The STEM Night Disaster (Kate the Chemist)
“The STEM Night Disaster delivers on teaching kids not just about science but also about a scientific mindset.”
Thank goodness this book has a purpose that’s clear from the beginning: It’s to inspire a love of STEM for elementary school kids. Otherwise, readers might suspect that this is just an infomercial for the YouTube videos of Dr. Kate Biberdorf’s, a.k.a. “Kate the Chemist.” Fortunately, the purpose actually carries the book. The story is loaded with STEM moments kids will enjoy, from the graphics around each page number to the many examples of science in everyday life to the introductory vocabulary at the start of each chapter.
For instance, chapter eight begins with this explanation about materials: “An exact description of what is needed for a project or experiment. It should be clear enough that someone could copy your project. Think of it like a list of the ingredients in chocolate chip cookies. You can’t leave anything out (especially not the chocolate chips!).”
Yes, there are an endless number of learning moments.

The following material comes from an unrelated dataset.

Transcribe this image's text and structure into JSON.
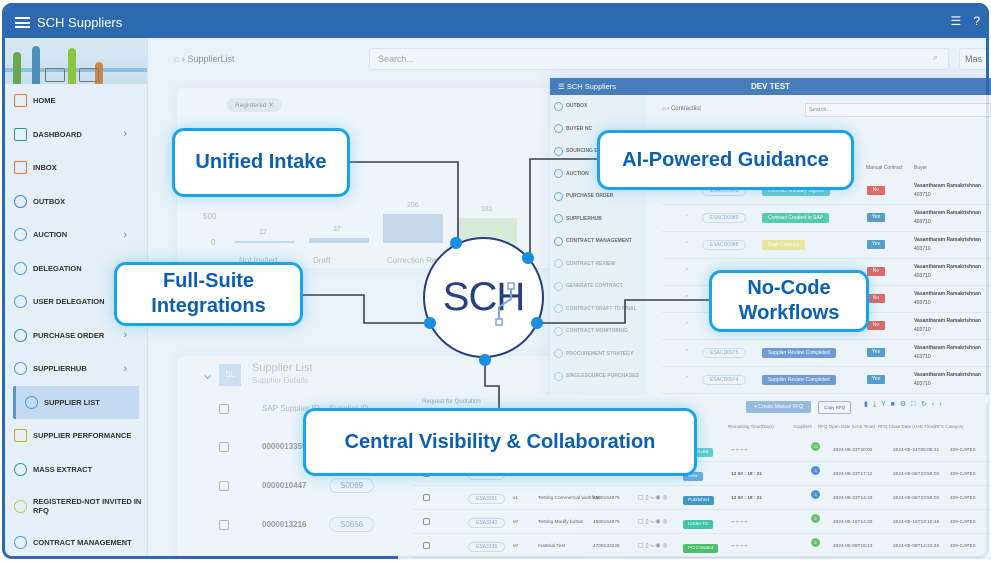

The third book in the Kate the Chemist series takes readers through the excitement of a STEM night science fair. It’s the first ever for Kate’s school, and the prizes are incredible. Kate—who loves science more than anything—is determined to win. She comes up with the perfect experiment. But as she and her best friend, Birdie, start preparing, they find that Kate's project keeps getting messed up. Kate not only needs to figure out who is sabotaging her project, but she also needs to fix her project before it’s too late.
Kate’s brilliant STEM project is a Rube Goldberg machine. The reader can get a little lost with the description here, which is a missed opportunity. An illustration would be helpful, and for the extra page it would add well worth it, especially for readers who are visual.
The science is artfully woven throughout the book, as is the scientific mindset. When Kate’s first experiment fails, her dad wisely tells her, “All great scientists learn by what doesn’t work.” And later after more sabotage and suspicion, Kate recognizes that “in science you can’t close your mind to possibilities.” And finally, in another critical lesson, Kate realizes that “you learn as much from what doesn’t work as you do from what does.”
Fortunately, the science does carry the story, and kids will have fun with it. But the story itself is no more than kids’ beach reading, especially given that the reading level hovers on third grade level. The plot is thin and predictable, especially for the upper end of the 8- to 12-year-old reading group to which it’s targeted. The saboteur is pretty obvious from early on even though there’s an attempt to throw suspicion on to other characters. Kate’s clearly the hero. She’s going to win; it just takes a bit of plodding through the pages to see exactly how she does it.
Still, kids do need beach reading. And if that beach reading entices them to be curious beyond the plot with some actual science, it’s definitely a win.